The study of philosophy is excellent preparation not only for a career as an academic philosopher, but also for careers in all fields that require clear, analytical thinking, writing, and speaking, including teaching and education, government, the ministry, business and management, publishing, and many other fields. Philosophy is also an excellent major for pre-law students.
Admission to the Program
Anyone can declare this major.
- PHL 101 Introduction to Philosophy
- PHL 102 Introduction to Ethics
- PHL 205 Modern Logic
- PHL 304 Ancient Philosophy
- PHL 305 Modern Philosophy
- ONE of the following courses:
- PHL 396 Seminar on Philosophical Problems
- PHL 491 Seminar on Individual Philosophers
- FOUR PHL courses, at least two of which must be numbered 300-499
Total Number of Credits: 30
Student Learning OutcomesUpon completion of the program, students will be able to:
- Present a philosophical problem, by (1) concisely and precisely stating a philosophical problem to be resolved by an argument or essay, (2) explaining why the problem is significant, (3) explaining the scope of the problem, (4) defining any terms necessary for understanding the problem.

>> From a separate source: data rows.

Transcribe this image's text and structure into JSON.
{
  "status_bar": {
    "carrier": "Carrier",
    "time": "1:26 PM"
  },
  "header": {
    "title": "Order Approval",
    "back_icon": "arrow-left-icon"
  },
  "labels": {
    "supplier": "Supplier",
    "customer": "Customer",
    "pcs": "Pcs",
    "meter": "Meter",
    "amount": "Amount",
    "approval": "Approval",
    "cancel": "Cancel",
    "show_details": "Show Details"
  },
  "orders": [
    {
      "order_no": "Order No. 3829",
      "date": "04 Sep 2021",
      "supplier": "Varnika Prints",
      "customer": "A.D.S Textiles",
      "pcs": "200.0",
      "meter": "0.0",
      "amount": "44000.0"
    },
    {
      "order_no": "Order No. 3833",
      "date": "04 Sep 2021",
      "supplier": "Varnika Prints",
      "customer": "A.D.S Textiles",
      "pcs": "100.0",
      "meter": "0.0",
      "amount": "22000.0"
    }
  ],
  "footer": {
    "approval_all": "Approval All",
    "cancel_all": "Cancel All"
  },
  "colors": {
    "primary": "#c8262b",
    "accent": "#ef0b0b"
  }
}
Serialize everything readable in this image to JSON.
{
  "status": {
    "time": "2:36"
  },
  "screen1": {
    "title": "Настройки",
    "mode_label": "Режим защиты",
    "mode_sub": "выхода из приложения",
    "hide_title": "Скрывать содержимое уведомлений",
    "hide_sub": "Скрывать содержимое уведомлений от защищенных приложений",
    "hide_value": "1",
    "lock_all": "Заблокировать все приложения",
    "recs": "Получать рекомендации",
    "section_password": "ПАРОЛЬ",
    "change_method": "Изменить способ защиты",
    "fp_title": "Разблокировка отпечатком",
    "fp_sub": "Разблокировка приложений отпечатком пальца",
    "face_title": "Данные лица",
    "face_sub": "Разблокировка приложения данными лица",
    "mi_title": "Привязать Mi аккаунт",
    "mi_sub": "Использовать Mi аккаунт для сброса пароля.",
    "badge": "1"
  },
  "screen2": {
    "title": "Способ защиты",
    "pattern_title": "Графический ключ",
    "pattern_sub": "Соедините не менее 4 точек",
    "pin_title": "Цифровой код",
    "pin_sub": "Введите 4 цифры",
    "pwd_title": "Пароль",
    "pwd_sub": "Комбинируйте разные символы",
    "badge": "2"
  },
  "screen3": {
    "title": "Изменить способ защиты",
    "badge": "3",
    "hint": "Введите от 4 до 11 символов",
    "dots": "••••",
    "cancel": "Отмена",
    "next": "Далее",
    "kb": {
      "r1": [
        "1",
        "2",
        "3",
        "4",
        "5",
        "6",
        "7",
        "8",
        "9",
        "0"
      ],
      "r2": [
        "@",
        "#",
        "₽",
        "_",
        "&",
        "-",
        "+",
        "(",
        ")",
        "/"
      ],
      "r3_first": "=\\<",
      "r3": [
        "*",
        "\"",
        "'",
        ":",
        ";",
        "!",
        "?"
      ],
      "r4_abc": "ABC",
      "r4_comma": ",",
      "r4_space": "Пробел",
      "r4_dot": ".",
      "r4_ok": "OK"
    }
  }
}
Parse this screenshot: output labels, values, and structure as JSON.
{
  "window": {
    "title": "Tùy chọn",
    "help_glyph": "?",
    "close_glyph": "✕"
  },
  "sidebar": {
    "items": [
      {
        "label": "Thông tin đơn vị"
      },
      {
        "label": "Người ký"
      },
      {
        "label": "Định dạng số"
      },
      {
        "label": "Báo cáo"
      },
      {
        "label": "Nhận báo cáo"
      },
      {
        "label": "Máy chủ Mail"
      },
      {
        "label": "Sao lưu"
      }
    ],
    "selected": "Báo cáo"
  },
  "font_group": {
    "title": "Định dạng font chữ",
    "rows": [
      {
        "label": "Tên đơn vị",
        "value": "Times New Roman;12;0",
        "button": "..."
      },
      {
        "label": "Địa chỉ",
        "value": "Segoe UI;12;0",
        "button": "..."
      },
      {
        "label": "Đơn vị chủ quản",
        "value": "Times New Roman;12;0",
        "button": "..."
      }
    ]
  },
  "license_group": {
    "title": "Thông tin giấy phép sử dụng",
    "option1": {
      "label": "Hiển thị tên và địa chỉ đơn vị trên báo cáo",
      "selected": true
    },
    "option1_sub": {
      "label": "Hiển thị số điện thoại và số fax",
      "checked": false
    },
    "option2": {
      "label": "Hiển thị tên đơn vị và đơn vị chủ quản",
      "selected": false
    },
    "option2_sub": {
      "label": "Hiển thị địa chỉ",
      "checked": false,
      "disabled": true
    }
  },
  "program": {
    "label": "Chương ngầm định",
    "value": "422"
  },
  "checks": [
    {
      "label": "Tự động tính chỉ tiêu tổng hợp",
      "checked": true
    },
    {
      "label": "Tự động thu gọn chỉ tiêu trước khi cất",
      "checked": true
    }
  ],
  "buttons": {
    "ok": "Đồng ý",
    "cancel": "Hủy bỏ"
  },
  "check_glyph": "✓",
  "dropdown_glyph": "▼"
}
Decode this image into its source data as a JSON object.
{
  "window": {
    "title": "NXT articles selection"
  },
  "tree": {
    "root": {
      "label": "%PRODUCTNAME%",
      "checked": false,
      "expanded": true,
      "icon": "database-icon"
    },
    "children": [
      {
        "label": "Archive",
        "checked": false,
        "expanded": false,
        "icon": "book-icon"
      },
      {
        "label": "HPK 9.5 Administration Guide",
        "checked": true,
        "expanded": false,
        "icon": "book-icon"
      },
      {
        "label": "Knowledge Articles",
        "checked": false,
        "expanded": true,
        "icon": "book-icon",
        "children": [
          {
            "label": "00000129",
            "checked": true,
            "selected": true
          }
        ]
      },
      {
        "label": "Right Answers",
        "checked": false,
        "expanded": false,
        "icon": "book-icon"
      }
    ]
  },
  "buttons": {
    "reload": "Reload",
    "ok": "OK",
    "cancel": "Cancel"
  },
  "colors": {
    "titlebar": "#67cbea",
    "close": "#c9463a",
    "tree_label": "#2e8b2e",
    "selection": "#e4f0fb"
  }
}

- Explicate the meaning of a philosophical theory by (1) correctly deducing the logical implications of that theory, (2) describing those implications in terms of specific examples, (3) recognizing when another statement or theory contradicts the relevant theory explicitly, (4) recognizing when another statement or theory contradicts the relevant theory implicitly.
- Demonstrate understanding of evidence by (1) correctly stating what counts as relevant evidence for a philosophical position, (2) correctly stating what counts as relevant evidence against the argument for a philosophical position and recognizing that evidence as such, (3) explaining why any cited evidence is relevant or irrelevant to a philosophical position, (4) distinguishing evidentiary claims about a philosophical position from rhetorically persuasive but specious claims about a philosophical position.
- Demonstrate knowledge of logic, by (1) recognizing arguments, (2) constructing good arguments, (3) evaluating arguments, (4) avoiding fallacies (e.g. begging the question).
- Demonstrate knowledge of dialectical method in philosophy, by (1) formulating possible objections to the thesis of an essay, (2) formulating possible objections to the argument for the essay's thesis, (3) responding to possible objections to the essay's thesis by showing that they are mistaken, (4) responding to possible objections to the argument for the essay's thesis by showing that they are mistaken.